Once you find a line containing the word "icon" in the entries below, copy it.

(Dataset rows describing interfaces)
------------------------------------------------------------------------
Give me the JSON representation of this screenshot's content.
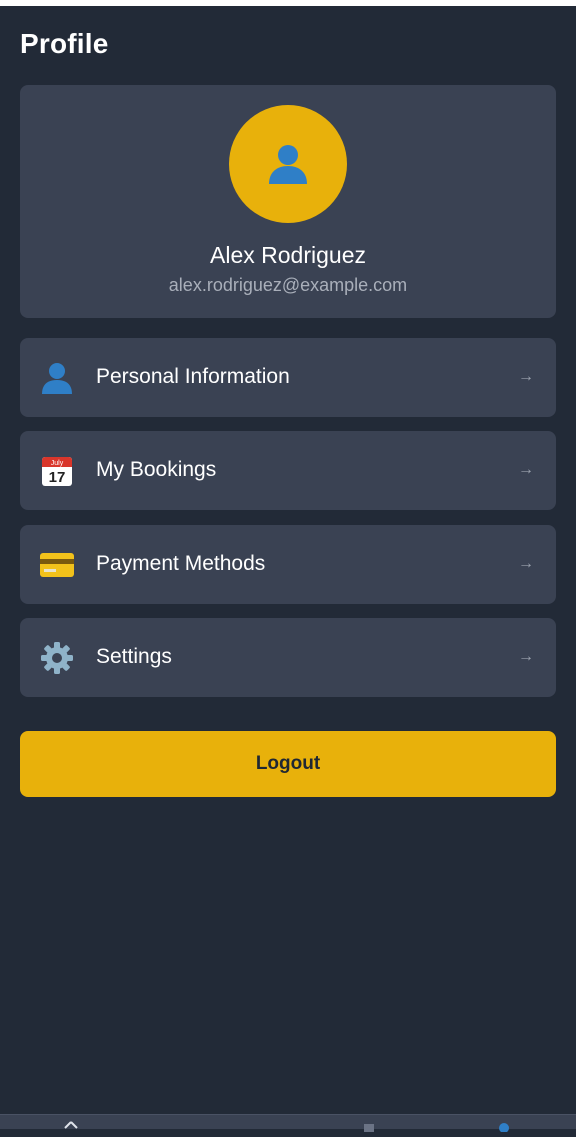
{
  "header": {
    "title": "Profile"
  },
  "profile": {
    "name": "Alex Rodriguez",
    "email": "alex.rodriguez@example.com",
    "avatar_icon": "user-silhouette-icon",
    "avatar_color": "#e8b10b"
  },
  "menu": {
    "items": [
      {
        "label": "Personal Information",
        "icon": "user-icon",
        "arrow": "→"
      },
      {
        "label": "My Bookings",
        "icon": "calendar-icon",
        "calendar_month": "July",
        "calendar_day": "17",
        "arrow": "→"
      },
      {
        "label": "Payment Methods",
        "icon": "credit-card-icon",
        "arrow": "→"
      },
      {
        "label": "Settings",
        "icon": "gear-icon",
        "arrow": "→"
      }
    ]
  },
  "actions": {
    "logout_label": "Logout"
  },
  "theme": {
    "background": "#222a37",
    "card": "#3a4253",
    "accent": "#e8b10b",
    "text_muted": "#a9afba"
  },
  "bottom_nav": {
    "items": [
      {
        "icon": "home-icon"
      },
      {
        "icon": "search-icon"
      },
      {
        "icon": "bookings-icon"
      },
      {
        "icon": "profile-icon"
      }
    ]
  }
}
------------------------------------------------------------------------
Solution to the problem:
    "avatar_icon": "user-silhouette-icon",
        "icon": "user-icon",
        "icon": "calendar-icon",
        "icon": "credit-card-icon",
        "icon": "gear-icon",
        "icon": "home-icon"
        "icon": "search-icon"
        "icon": "bookings-icon"
        "icon": "profile-icon"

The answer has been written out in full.